This is a tough proposition, given Robert Oppenheimer’s membership of the Scientific Panel of the Interim Committee that would, eventually, convince US President Harry Truman to use the bombs. In their June 16, 1945 recommendations, Oppenheimer, along with Enrico Fermi, Arthur H Compton and Ernest O Lawrence, acknowledged dissenting scientific opinions preferring “a purely technical demonstration to that of a purely military application best designed to induce surrender”. The scientific panel proved unequivocal: it could “propose no technical demonstration likely to bring an end to the war; we see no acceptable alternative to direct military use”.
In the film, those showing preference for a purely technical demonstration are given the briefest of airings. Leo Szilard’s petition arguing against a military use “at least not until the terms which will be imposed after the war on Japan were made public in detail and Japan were given an opportunity to surrender” makes a short and sharp appearance, only to vanish.
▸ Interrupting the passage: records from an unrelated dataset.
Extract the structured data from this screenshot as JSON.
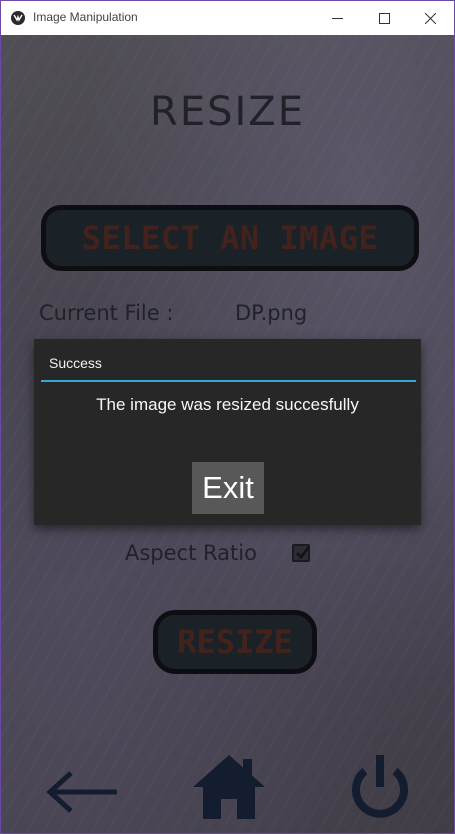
{
  "window": {
    "title": "Image Manipulation"
  },
  "page": {
    "title": "RESIZE",
    "select_image_label": "SELECT AN IMAGE",
    "current_file_label": "Current File :",
    "current_file_value": "DP.png",
    "aspect_ratio_label": "Aspect Ratio",
    "aspect_ratio_checked": true,
    "resize_label": "RESIZE"
  },
  "nav": {
    "icons": [
      "back-arrow-icon",
      "home-icon",
      "power-icon"
    ]
  },
  "popup": {
    "title": "Success",
    "message": "The image was resized succesfully",
    "exit_label": "Exit",
    "accent_color": "#35a8d6"
  },
  "colors": {
    "button_fill": "#1e2a30",
    "button_text": "#5c2a1e",
    "text_dark": "#2a2833"
  }
}
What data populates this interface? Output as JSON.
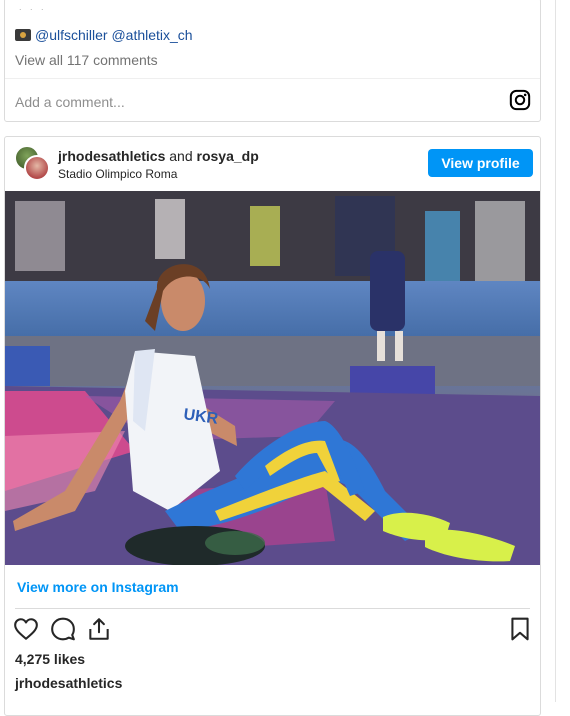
{
  "previous_post": {
    "caption_mentions": "@ulfschiller @athletix_ch",
    "view_comments": "View all 117 comments",
    "add_comment_placeholder": "Add a comment..."
  },
  "post": {
    "author": "jrhodesathletics",
    "connector": "and",
    "coauthor": "rosya_dp",
    "location": "Stadio Olimpico Roma",
    "view_profile_label": "View profile",
    "view_more_label": "View more on Instagram",
    "likes": "4,275 likes",
    "caption_username": "jrhodesathletics",
    "photo_text": "UKR"
  },
  "colors": {
    "accent": "#0095f6",
    "mention": "#1a4f9a"
  }
}
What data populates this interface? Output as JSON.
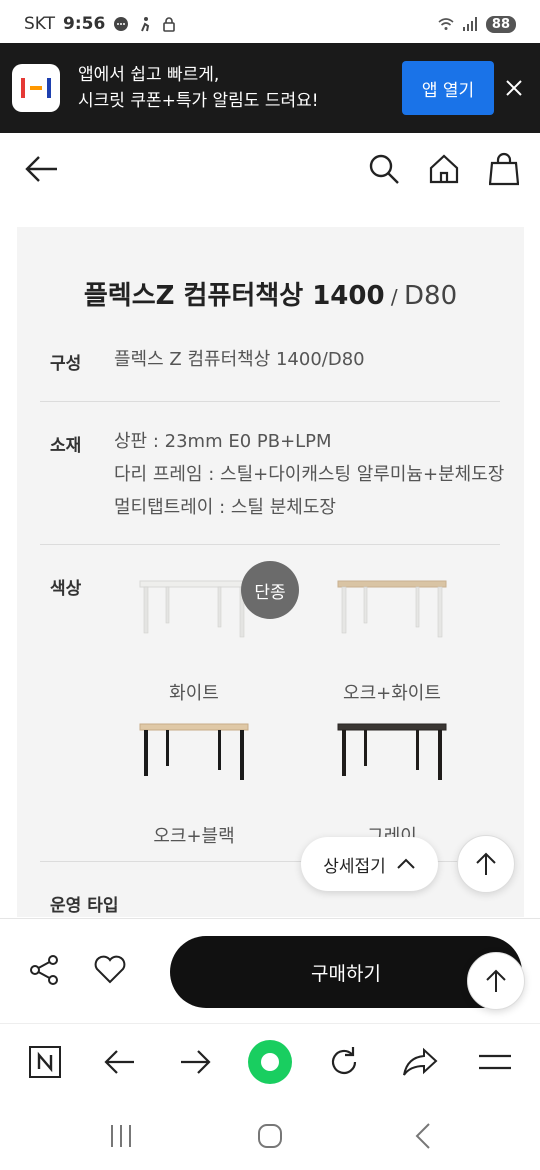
{
  "status_bar": {
    "carrier": "SKT",
    "time": "9:56",
    "battery": "88"
  },
  "app_banner": {
    "line1": "앱에서 쉽고 빠르게,",
    "line2": "시크릿 쿠폰+특가 알림도 드려요!",
    "open_label": "앱 열기",
    "accent_color": "#1a73e8"
  },
  "header": {
    "icons": [
      "back-arrow-icon",
      "search-icon",
      "home-icon",
      "shopping-bag-icon"
    ]
  },
  "product": {
    "title_main": "플렉스Z 컴퓨터책상 1400",
    "title_sep": " / ",
    "title_sub": "D80",
    "specs": [
      {
        "label": "구성",
        "lines": [
          "플렉스 Z 컴퓨터책상 1400/D80"
        ]
      },
      {
        "label": "소재",
        "lines": [
          "상판 : 23mm E0 PB+LPM",
          "다리 프레임 : 스틸+다이캐스팅 알루미늄+분체도장",
          "멀티탭트레이 : 스틸 분체도장"
        ]
      }
    ],
    "color_label": "색상",
    "colors": [
      {
        "name": "화이트",
        "top": "#eeeeec",
        "leg": "#e4e4e2"
      },
      {
        "name": "오크+화이트",
        "top": "#d9c4a4",
        "leg": "#e6e6e4"
      },
      {
        "name": "오크+블랙",
        "top": "#dfc8a6",
        "leg": "#1a1a1a"
      },
      {
        "name": "그레이",
        "top": "#3a3633",
        "leg": "#1f1c1a"
      }
    ],
    "discontinued_badge": "단종",
    "operation_type_label": "운영 타입",
    "collapse_label": "상세접기"
  },
  "buy_bar": {
    "buy_label": "구매하기"
  },
  "browser_bar": {
    "icons": [
      "naver-n-icon",
      "back-arrow-icon",
      "forward-arrow-icon",
      "green-dot-icon",
      "refresh-icon",
      "share-arrow-icon",
      "menu-icon"
    ]
  },
  "system_nav": {
    "icons": [
      "recent-apps-icon",
      "home-circle-icon",
      "back-chevron-icon"
    ]
  }
}
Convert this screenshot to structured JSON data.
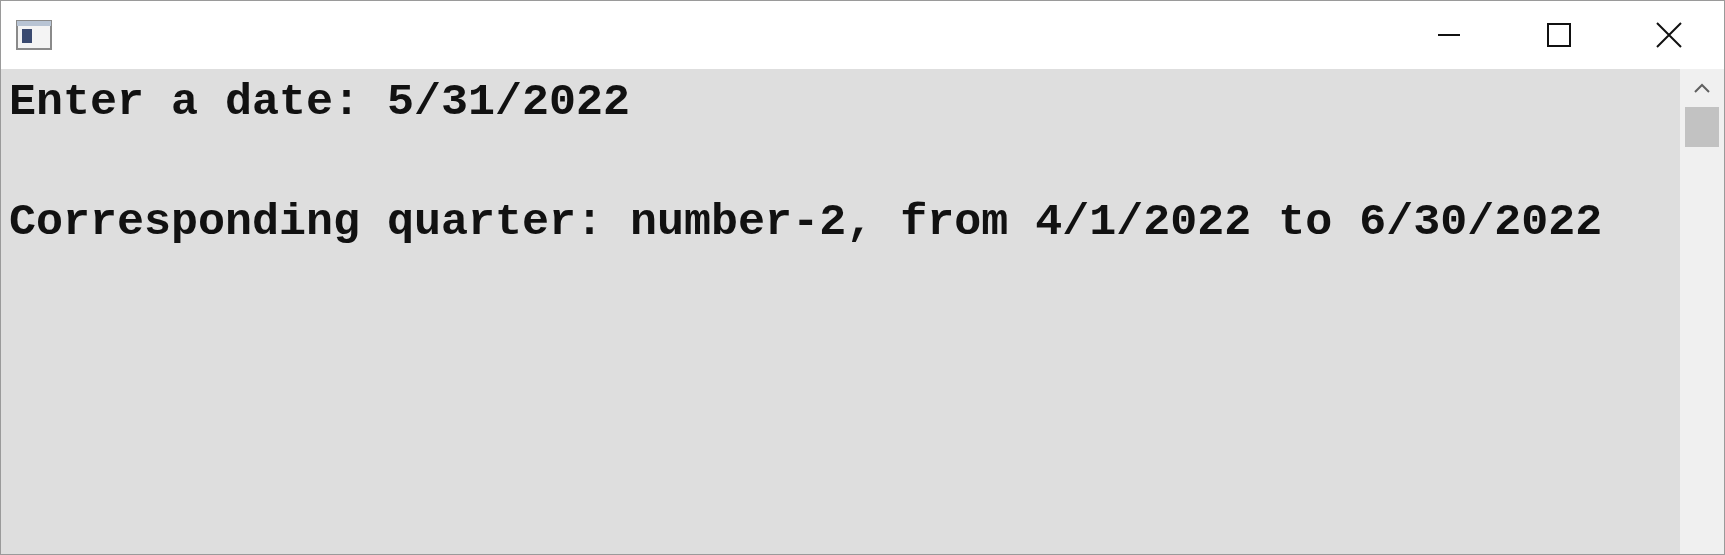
{
  "console": {
    "lines": [
      {
        "text": "Enter a date: 5/31/2022"
      },
      {
        "text": "Corresponding quarter: number-2, from 4/1/2022 to 6/30/2022"
      }
    ]
  }
}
As Seiji Yamada writes, that petition led a short, charmed life, first circulated in the Metallurgical Laboratory in Chicago, only to make its way to Edward Teller at Los Alamos, who then turned it over to Oppenheimer. The petition was, in turn, surrendered to the Manhattan Project’s chief overseer, General Leslie Groves, who “stamped it ‘classified’ and put it in a safe. It therefore never reached Truman”.
Nolan depicts the relativisation argument in some detail — one that justifies mass death in the name of technical prowess — during an interrogation by US circuit judge Roger Robb, appointed as special counsel during the 1954 security hearing against Oppenheimer. In the relevant scene, Robb wishes to trap the hapless scientist for his opposition to creating a weapon of even greater murderous power than the fission devices used against Japan. Why oppose the thermonuclear option, prods the special counsel, given your support for the atomic one? And why did he not oppose the remorseless firebombing raids of Tokyo, conducted by conventional weapons?
Nolan also has the vengeful Lewis Strauss, the two-term chairman of the US Atomic Energy Commission, moan that Oppenheimer is the less than saintly figure who managed to get away, ethically, with his atomic exploits while moralising about the relentless march about ever more destructive creations. In that sentiment, the Machiavellian ambition monger has a point: the genie, once out, was never going to be put back in.
[Binoy Kampmark was a Commonwealth Scholar at Selwyn College, Cambridge. He lectures at RMIT University.]